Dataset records
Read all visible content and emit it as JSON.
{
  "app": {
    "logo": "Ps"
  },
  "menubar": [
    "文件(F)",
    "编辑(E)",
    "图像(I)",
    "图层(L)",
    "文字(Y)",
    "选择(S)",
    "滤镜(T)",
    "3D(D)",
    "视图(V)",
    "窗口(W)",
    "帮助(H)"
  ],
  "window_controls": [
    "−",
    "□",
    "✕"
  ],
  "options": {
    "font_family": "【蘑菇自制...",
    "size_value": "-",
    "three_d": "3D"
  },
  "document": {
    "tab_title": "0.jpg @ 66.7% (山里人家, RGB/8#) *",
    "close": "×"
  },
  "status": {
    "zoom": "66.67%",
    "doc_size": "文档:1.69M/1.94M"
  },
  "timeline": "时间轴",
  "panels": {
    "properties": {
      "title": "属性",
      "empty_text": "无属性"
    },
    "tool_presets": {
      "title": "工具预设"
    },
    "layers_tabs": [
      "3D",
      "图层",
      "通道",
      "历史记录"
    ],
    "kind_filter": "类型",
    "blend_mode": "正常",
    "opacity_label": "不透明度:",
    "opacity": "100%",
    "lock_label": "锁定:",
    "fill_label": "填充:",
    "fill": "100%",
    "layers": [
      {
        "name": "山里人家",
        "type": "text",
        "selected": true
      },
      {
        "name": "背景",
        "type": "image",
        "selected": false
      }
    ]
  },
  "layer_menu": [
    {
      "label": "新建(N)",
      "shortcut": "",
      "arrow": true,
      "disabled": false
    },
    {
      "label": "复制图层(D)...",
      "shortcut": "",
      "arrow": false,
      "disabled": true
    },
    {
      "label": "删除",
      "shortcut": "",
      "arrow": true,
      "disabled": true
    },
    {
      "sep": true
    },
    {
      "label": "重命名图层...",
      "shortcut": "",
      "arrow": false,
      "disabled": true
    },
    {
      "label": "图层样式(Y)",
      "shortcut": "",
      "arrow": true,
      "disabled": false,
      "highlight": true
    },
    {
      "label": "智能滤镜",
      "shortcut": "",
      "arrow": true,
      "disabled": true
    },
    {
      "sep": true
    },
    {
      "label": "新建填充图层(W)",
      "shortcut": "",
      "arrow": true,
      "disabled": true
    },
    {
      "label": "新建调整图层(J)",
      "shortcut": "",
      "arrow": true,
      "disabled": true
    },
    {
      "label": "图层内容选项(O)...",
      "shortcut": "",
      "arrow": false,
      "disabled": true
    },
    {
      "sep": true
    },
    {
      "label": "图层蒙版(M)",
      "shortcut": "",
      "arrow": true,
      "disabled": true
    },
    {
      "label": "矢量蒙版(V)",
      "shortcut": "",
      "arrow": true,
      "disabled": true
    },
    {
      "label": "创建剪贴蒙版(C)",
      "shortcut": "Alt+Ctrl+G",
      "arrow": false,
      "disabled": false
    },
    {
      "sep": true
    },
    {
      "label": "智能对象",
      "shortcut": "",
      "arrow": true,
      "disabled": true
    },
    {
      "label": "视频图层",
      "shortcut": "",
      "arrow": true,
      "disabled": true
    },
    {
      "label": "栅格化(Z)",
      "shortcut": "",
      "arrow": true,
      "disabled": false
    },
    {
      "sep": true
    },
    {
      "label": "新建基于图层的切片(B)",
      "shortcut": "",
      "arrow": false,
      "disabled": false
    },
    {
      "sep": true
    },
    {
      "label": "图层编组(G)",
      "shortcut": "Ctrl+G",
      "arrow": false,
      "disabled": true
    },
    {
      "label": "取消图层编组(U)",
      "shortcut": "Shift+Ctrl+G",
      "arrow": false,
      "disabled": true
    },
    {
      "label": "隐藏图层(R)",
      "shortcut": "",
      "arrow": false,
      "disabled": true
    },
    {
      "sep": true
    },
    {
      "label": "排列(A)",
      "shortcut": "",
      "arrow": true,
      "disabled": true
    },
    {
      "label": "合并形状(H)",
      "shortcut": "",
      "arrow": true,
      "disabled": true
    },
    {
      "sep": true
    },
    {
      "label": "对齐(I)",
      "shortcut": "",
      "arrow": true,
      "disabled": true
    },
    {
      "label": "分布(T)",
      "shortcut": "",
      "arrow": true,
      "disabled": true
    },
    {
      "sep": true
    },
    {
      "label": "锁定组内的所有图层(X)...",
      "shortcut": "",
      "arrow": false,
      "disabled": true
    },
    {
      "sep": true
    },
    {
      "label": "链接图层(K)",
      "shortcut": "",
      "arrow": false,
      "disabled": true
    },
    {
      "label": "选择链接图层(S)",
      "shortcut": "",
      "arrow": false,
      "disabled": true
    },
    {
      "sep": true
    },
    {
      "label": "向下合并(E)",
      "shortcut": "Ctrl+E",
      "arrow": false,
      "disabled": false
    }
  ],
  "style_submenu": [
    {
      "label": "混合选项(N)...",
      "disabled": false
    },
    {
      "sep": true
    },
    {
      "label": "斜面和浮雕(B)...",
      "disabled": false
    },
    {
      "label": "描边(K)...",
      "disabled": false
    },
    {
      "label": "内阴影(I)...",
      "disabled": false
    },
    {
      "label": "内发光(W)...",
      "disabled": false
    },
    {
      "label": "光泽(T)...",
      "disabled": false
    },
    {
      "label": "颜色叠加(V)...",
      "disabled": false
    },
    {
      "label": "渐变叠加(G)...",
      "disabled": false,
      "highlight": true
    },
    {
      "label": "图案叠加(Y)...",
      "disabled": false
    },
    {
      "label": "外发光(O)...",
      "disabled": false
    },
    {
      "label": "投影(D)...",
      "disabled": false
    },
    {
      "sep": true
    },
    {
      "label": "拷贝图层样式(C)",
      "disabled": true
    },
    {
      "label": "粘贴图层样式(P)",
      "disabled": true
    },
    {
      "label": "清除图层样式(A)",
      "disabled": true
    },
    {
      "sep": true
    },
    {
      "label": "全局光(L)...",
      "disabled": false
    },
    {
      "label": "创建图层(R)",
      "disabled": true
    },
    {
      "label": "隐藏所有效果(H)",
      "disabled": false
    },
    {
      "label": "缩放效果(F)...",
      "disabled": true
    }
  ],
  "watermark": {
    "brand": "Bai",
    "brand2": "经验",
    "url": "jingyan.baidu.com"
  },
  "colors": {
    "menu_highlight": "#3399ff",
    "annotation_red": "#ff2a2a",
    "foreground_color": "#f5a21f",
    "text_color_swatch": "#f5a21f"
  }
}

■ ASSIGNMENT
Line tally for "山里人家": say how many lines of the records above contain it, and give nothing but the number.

■ COMPLETED EXERCISE
2